Sustainable Health is Community Health: Technology Provides an Equitable Path Forward

My GBBN colleague Sean Cottengim, Timothy Hsu of Premier Inc, and I recently traveled to the annual Healthcare Design Conference to present our ongoing research on the ways in which telehealth is shaping the future of healthcare spaces.

While telehealth has been around for decades, the COVID-19 pandemic prompted staggering growth in its adoption, raising the question of how we should rethink the physical organization of our healthcare spaces to support changing relations between provider, patient, and their communities.

Haley, Cottengim, Hsu
(Left to right) Sean Cottengim, Kathryn Haley, and Tim Hsu presented at the annual Healthcare Design Conference held in Cleveland, Ohio.

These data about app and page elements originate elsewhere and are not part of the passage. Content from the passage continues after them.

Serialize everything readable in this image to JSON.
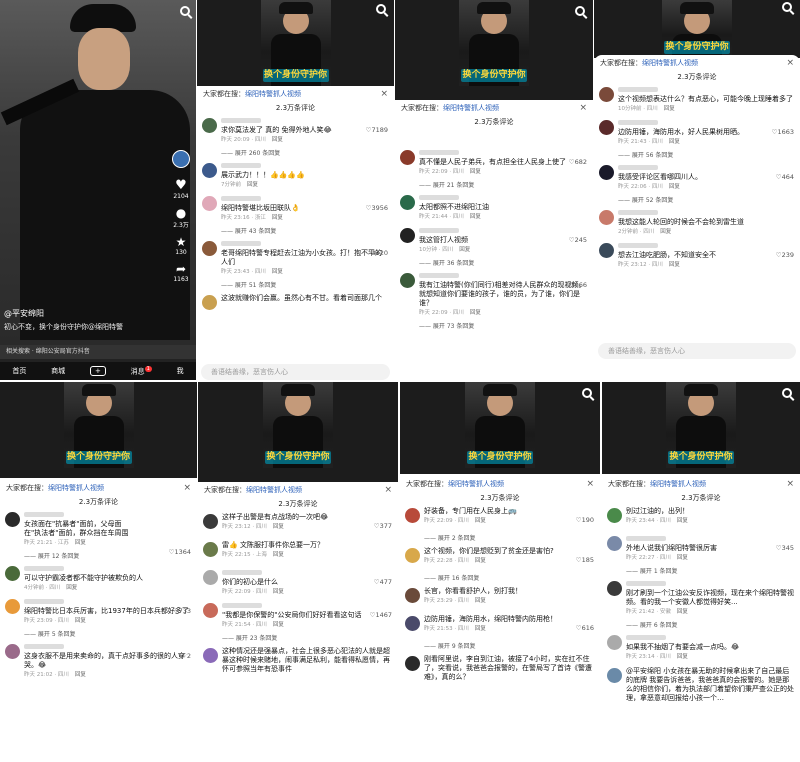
{
  "video_caption": "换个身份守护你",
  "main": {
    "username": "@平安绵阳",
    "caption": "初心不变，换个身份守护你@绵阳特警",
    "related": "相关搜索 · 绵阳公安局官方抖音",
    "likes": "2104",
    "comments": "2.3万",
    "favs": "130",
    "shares": "1163",
    "nav": [
      "首页",
      "商城",
      "+",
      "消息",
      "我"
    ],
    "msg_badge": "1"
  },
  "ui": {
    "banner_prefix": "大家都在搜：",
    "banner_query": "绵阳特警抓人视频",
    "close": "×",
    "count": "2.3万条评论",
    "input": "善语结善缘，恶言伤人心"
  },
  "panels": [
    {
      "comments": [
        {
          "text": "求你莫法发了 真的 免得外地人笑😂",
          "meta": "昨天 20:09 · 四川",
          "reply": "回复",
          "likes": "7189",
          "expand": "展开 260 条回复"
        },
        {
          "text": "展示武力！！！👍👍👍👍",
          "meta": "7分钟前",
          "reply": "回复",
          "likes": "",
          "expand": ""
        },
        {
          "text": "绵阳特警堪比坂田联队👌",
          "meta": "昨天 23:16 · 浙江",
          "reply": "回复",
          "likes": "3956",
          "expand": "展开 43 条回复"
        },
        {
          "text": "老哥绵阳特警专程赶去江油为小女孩。打！抱不平的人们",
          "meta": "昨天 23:43 · 四川",
          "reply": "回复",
          "likes": "3420",
          "expand": "展开 51 条回复"
        },
        {
          "text": "这波就赚你们会赢。虽然心有不甘。看着司面那几个",
          "meta": "",
          "reply": "",
          "likes": "",
          "expand": ""
        }
      ]
    },
    {
      "comments": [
        {
          "text": "真不懂是人民子弟兵，有点担全往人民身上使了",
          "meta": "昨天 22:09 · 四川",
          "reply": "回复",
          "likes": "682",
          "expand": "展开 21 条回复"
        },
        {
          "text": "太阳都照不进绵阳江油",
          "meta": "昨天 21:44 · 四川",
          "reply": "回复",
          "likes": "",
          "expand": ""
        },
        {
          "text": "我这管打人视频",
          "meta": "10分钟 · 四川",
          "reply": "回复",
          "likes": "245",
          "expand": "展开 36 条回复"
        },
        {
          "text": "我有江油特警(你们同行)相差对待人民群众的现视频。就想知道你们要谁的孩子，谁的员，为了谁，你们是谁？",
          "meta": "昨天 22:09 · 四川",
          "reply": "回复",
          "likes": "3066",
          "expand": "展开 73 条回复"
        }
      ]
    },
    {
      "comments": [
        {
          "text": "这个视频想表达什么？有点恶心，可能今晚上现睡着多了",
          "meta": "10分钟前 · 四川",
          "reply": "回复",
          "likes": "",
          "expand": ""
        },
        {
          "text": "边防用锤，海防用水，好人民果树用晒。",
          "meta": "昨天 21:43 · 四川",
          "reply": "回复",
          "likes": "1663",
          "expand": "展开 56 条回复"
        },
        {
          "text": "我感受评论区看哪四川人。",
          "meta": "昨天 22:06 · 四川",
          "reply": "回复",
          "likes": "464",
          "expand": "展开 52 条回复"
        },
        {
          "text": "我想这能人轮回的时候会不会轮到雷生道",
          "meta": "2分钟前 · 四川",
          "reply": "回复",
          "likes": "",
          "expand": ""
        },
        {
          "text": "想去江油吃肥肠，不知道安全不",
          "meta": "昨天 23:12 · 四川",
          "reply": "回复",
          "likes": "239",
          "expand": ""
        }
      ]
    },
    {
      "comments": [
        {
          "text": "女孩面在\"抗暴者\"面前，父母面在\"执法者\"面前，群众挡在车周围",
          "meta": "昨天 21:21 · 江苏",
          "reply": "回复",
          "likes": "1364",
          "expand": "展开 12 条回复"
        },
        {
          "text": "可以守护霸凌者都不能守护被欺负的人",
          "meta": "4分钟前 · 四川",
          "reply": "回复",
          "likes": "",
          "expand": ""
        },
        {
          "text": "绵阳特警比日本兵厉害，比1937年的日本兵都好多了",
          "meta": "昨天 23:09 · 四川",
          "reply": "回复",
          "likes": "733",
          "expand": "展开 5 条回复"
        },
        {
          "text": "这身衣服不是用来卖命的，真干点好事多的很的人穿哭。😂",
          "meta": "昨天 21:02 · 四川",
          "reply": "回复",
          "likes": "2",
          "expand": ""
        }
      ]
    },
    {
      "comments": [
        {
          "text": "这样子出警是有点战场的一次吧😂",
          "meta": "昨天 23:12 · 四川",
          "reply": "回复",
          "likes": "377",
          "expand": ""
        },
        {
          "text": "雷👍 文陈服打事件你总要一万？",
          "meta": "昨天 22:15 · 上海",
          "reply": "回复",
          "likes": "",
          "expand": ""
        },
        {
          "text": "你们的初心是什么",
          "meta": "昨天 22:09 · 四川",
          "reply": "回复",
          "likes": "477",
          "expand": ""
        },
        {
          "text": "\"我都是你保警的\"公安局你们好好看看这句话",
          "meta": "昨天 21:54 · 四川",
          "reply": "回复",
          "likes": "1467",
          "expand": "展开 23 条回复"
        },
        {
          "text": "这种情况还是强暴点，社会上很多恶心犯法的人就是超暴这种时候来赌地，闹事满足私利，能看得私愿情，再怀可参照当年有恐事件",
          "meta": "",
          "reply": "",
          "likes": "",
          "expand": ""
        }
      ]
    },
    {
      "comments": [
        {
          "text": "好装备，专门用在人民身上🚌",
          "meta": "昨天 22:09 · 四川",
          "reply": "回复",
          "likes": "190",
          "expand": "展开 2 条回复"
        },
        {
          "text": "这个视频，你们是想贬到了贫金还是害怕?",
          "meta": "昨天 22:28 · 四川",
          "reply": "回复",
          "likes": "185",
          "expand": "展开 16 条回复"
        },
        {
          "text": "长官，你看看舒护人，别打我！",
          "meta": "昨天 23:29 · 四川",
          "reply": "回复",
          "likes": "",
          "expand": ""
        },
        {
          "text": "边防用锤，海防用水，绵阳特警内防用枪！",
          "meta": "昨天 21:53 · 四川",
          "reply": "回复",
          "likes": "616",
          "expand": "展开 9 条回复"
        },
        {
          "text": "刚看阿里说，李自到江油，被接了4小时，实在扛不住了，突看说，我爸爸会报警的，在警局写了首诗《警遭难》，真的么？",
          "meta": "",
          "reply": "",
          "likes": "",
          "expand": ""
        }
      ]
    },
    {
      "comments": [
        {
          "text": "别过江油的，出列！",
          "meta": "昨天 23:44 · 四川",
          "reply": "回复",
          "likes": "",
          "expand": ""
        },
        {
          "text": "外地人说我们绵阳特警很厉害",
          "meta": "昨天 22:27 · 四川",
          "reply": "回复",
          "likes": "345",
          "expand": "展开 1 条回复"
        },
        {
          "text": "刚才刷到一个江油公安反诈视频，现在来个绵阳特警视频。看的我一个安徽人都觉得好笑...",
          "meta": "昨天 21:42 · 安徽",
          "reply": "回复",
          "likes": "",
          "expand": "展开 6 条回复"
        },
        {
          "text": "如果我不抽烟了有要会减一点吗。😂",
          "meta": "昨天 23:14 · 四川",
          "reply": "回复",
          "likes": "",
          "expand": ""
        },
        {
          "text": "@平安绵阳 小女孩在暴无助的时候拿出来了自己最后的底牌 我要告诉爸爸，我爸爸真的会报警的。她是那么的相信你们，着为执法部门着望你们秉严查公正的处理，拿恶意却回报给小孩一个…",
          "meta": "",
          "reply": "",
          "likes": "",
          "expand": ""
        }
      ]
    }
  ]
}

The goal of our presentation was to challenge the easy assumption that the rise of telehealth simply means healthcare organizations would need less space. Instead, we sought to identify new opportunities that telehealth technologies opened in terms of delivering more equitable, community-based care. Some of the key takeaways of our research include the following:

  • Telehealth is currently being rolled out in a situation of widespread health inequity, where people lack access to the care they need. Due to the “digital divide” (i.e., gaps in access to communication technologies like the internet), a shift to telehealth would likely exacerbate existing inequities, improving access for some, but not others.
  • A key consideration that health systems need to account for as they embrace telehealth are those issues of technological access that traditionally fall outside of their jurisdiction. Just as broadband access is becoming essential to people’s economic well-being, it might very well become essential to their healthcare.
  • Telehealth also opens the possibility of a more “dispersed” model for healthcare delivery. Rather than depending on all patients to come to a centralized location (e.g., a hospital campus or medical office building), health systems need to begin thinking about the specific spatial needs that they should provide for doctors, nurses, and, potentially, patients as they move in this direction. Currently, many are using very ad hoc spaces, so there is significant room for improvement.
  • We also shared the initial results from some exploratory simulation modeling that can help us predict some of the possible efficiencies and issues that arise as healthcare organizations consider what tasks telehealth might shift out of the clinic, what tasks remain, and what new needs might emerge.

If you’re interested in learning more about how telehealth, you can view our presentation here. For more on telehealth, check out “Thinking Beyond the Clinic: COVID, Telehealth, and the Future Shape of Healthcare Spaces.”

Kathryn Haley, NCIDQ
Shaped by her sister’s experience managing a chronic disease, Kathryn’s interest in health sciences and healing environments drives her to promote health and wellness through the built environment. This has made her a natural fit for GBBN’s healthcare market, where she has worked on numerous projects for University of Cincinnati Medical Center, Bon Secours Mercy Health, and Cincinnati Children’s Hospital Medical Center.

Sean Cottengim, RA
An architect who straddles academic and professional roles, Sean has years of experience teaching core design courses at University of Cincinnati and Miami University while working on numerous projects for University of Cincinnati Medical Center and TriHealth’s Good Samaritan Hospital. His research into design probes the role of storytelling and representation in architecture and tracks the future design potentials of emerging technologies, making him invaluable part of GBBN’s effort to anticipate the future of healthcare environments.